## Prompt
Examine the entries and show every line in which the word "count" is found.

Component data from apps and pages:
|---|

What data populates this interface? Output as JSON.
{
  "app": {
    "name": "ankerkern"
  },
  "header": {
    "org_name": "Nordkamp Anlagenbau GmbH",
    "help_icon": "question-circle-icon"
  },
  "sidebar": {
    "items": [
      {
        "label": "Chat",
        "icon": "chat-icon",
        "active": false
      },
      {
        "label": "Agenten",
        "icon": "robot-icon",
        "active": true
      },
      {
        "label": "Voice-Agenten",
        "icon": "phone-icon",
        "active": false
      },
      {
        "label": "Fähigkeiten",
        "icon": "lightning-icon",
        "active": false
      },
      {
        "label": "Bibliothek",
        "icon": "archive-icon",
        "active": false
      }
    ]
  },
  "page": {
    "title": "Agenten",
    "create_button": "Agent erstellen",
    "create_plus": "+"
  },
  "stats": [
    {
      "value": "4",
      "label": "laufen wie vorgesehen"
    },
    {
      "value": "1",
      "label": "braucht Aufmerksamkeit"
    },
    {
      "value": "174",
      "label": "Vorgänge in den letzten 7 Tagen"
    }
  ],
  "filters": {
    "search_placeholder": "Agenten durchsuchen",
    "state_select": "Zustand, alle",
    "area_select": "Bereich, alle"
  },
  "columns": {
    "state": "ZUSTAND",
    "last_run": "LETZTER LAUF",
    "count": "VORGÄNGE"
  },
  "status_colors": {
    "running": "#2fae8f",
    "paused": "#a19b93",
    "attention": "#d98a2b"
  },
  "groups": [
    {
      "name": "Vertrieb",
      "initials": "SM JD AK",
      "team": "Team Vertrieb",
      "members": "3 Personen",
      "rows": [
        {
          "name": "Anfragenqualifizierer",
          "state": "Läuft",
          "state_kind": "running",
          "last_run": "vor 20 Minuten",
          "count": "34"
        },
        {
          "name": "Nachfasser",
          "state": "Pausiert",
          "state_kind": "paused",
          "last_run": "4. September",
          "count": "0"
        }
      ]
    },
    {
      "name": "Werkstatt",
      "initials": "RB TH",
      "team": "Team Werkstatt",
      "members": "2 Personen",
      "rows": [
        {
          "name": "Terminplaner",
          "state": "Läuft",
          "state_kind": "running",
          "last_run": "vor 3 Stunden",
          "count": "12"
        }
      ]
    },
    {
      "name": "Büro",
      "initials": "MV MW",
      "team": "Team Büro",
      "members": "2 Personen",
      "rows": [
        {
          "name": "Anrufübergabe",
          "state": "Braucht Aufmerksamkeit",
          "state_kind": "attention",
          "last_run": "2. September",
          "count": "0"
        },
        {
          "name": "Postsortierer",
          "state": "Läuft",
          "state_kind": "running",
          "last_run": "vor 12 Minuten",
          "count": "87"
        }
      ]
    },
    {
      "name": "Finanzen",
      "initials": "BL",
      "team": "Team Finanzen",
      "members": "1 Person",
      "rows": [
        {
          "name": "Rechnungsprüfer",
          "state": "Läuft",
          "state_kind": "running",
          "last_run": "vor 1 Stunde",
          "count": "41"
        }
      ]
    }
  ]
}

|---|

## Reply
    "count": "VORGÄNGE"
          "count": "34"
          "count": "0"
          "count": "12"
          "count": "0"
          "count": "87"
          "count": "41"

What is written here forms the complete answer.